DEADLINE: SEPTEMBER 22, 2020
Grantor: U.S. Environmental Protection Agency (EPA)
This notice announces the availability of funds and solicits proposals from eligible entities, including nonprofit organizations, to deliver Environmental Workforce Development and Job Training (EWDJT) programs that recruit, train, and place local, unemployed and under-employed residents with the skills needed to secure full-time employment in the environmental field.
While Environmental Workforce Development and Job Training Grants require training in brownfield assessment and/or cleanup activities, these grants also require that Hazardous Waste Operations and Emergency Response (HAZWOPER) training be provided to all individuals being trained. EPA encourages applicants to develop their curricula based on local labor market assessments and employers’ hiring needs, while also delivering comprehensive training that results in graduates securing multiple certifications.
EWDJT Grants help residents take advantage of the jobs across a spectrum of environmental management activities, including the assessment, cleanup, and revitalization of brownfields; management and cleanup of solid and hazardous waste management sites; chemical risk management; water quality improvement; stormwater management; low impact development activities; green infrastructure installation and maintenance; vulnerability assessment and mitigation planning; disaster recovery and debris management; and renewable energy installation and maintenance.

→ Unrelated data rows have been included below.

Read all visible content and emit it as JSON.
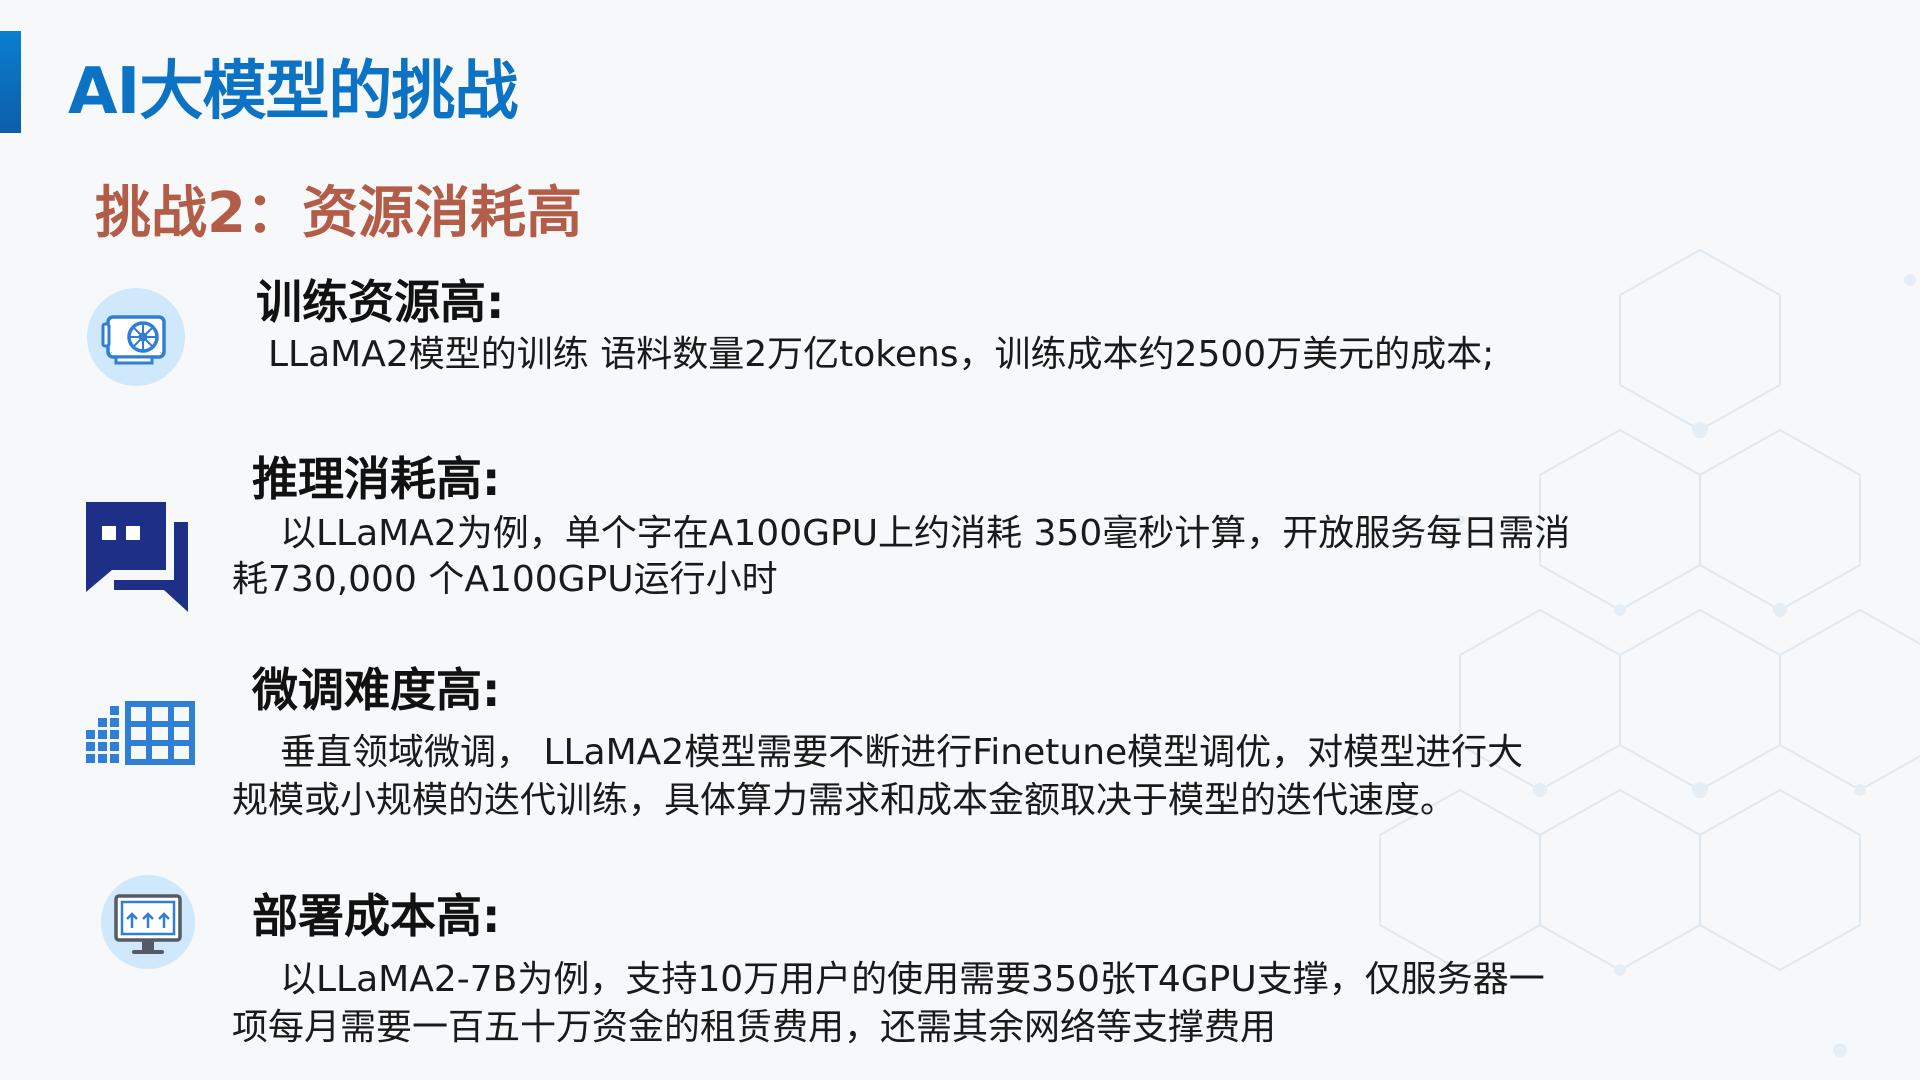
{
  "slide": {
    "title": "AI大模型的挑战",
    "subtitle": "挑战2：资源消耗高"
  },
  "items": [
    {
      "heading": "训练资源高:",
      "lines": [
        "LLaMA2模型的训练 语料数量2万亿tokens，训练成本约2500万美元的成本;"
      ],
      "icon": "gpu-card-icon"
    },
    {
      "heading": "推理消耗高:",
      "lines": [
        "以LLaMA2为例，单个字在A100GPU上约消耗 350毫秒计算，开放服务每日需消",
        "耗730,000 个A100GPU运行小时"
      ],
      "icon": "chat-bubble-icon"
    },
    {
      "heading": "微调难度高:",
      "lines": [
        "垂直领域微调， LLaMA2模型需要不断进行Finetune模型调优，对模型进行大",
        "规模或小规模的迭代训练，具体算力需求和成本金额取决于模型的迭代速度。"
      ],
      "icon": "server-grid-icon"
    },
    {
      "heading": "部署成本高:",
      "lines": [
        "以LLaMA2-7B为例，支持10万用户的使用需要350张T4GPU支撑，仅服务器一",
        "项每月需要一百五十万资金的租赁费用，还需其余网络等支撑费用"
      ],
      "icon": "monitor-upload-icon"
    }
  ],
  "colors": {
    "title": "#0b72c4",
    "subtitle": "#b35c48",
    "icon_blue": "#2f7fd6",
    "icon_navy": "#1d2f86"
  }
}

Applications for grants under the EWDJT program may be reviewed more favorably under the Section V evaluation criteria if they target unemployed individuals, dislocated workers, individuals laid off as a result of recent manufacturing plant closures, and severely under-employed individuals, or unemployed individuals. Applications may also be reviewed more favorably under the criteria if they target low-income and minority residents of environmentally impacted communities, veterans, and individuals with little to no advanced education. Applicants must identify the target area that they intend to serve. A target area can be any area (e.g., county, city, neighborhood, watershed, etc.) that is impacted by the presence of one or more brownfield sites. EPA will consider applications that propose to serve large geographical areas, especially rural communities that include a number of towns, as well as applicants able to serve sister-cities.
Eligibility: The following entities are eligible to apply: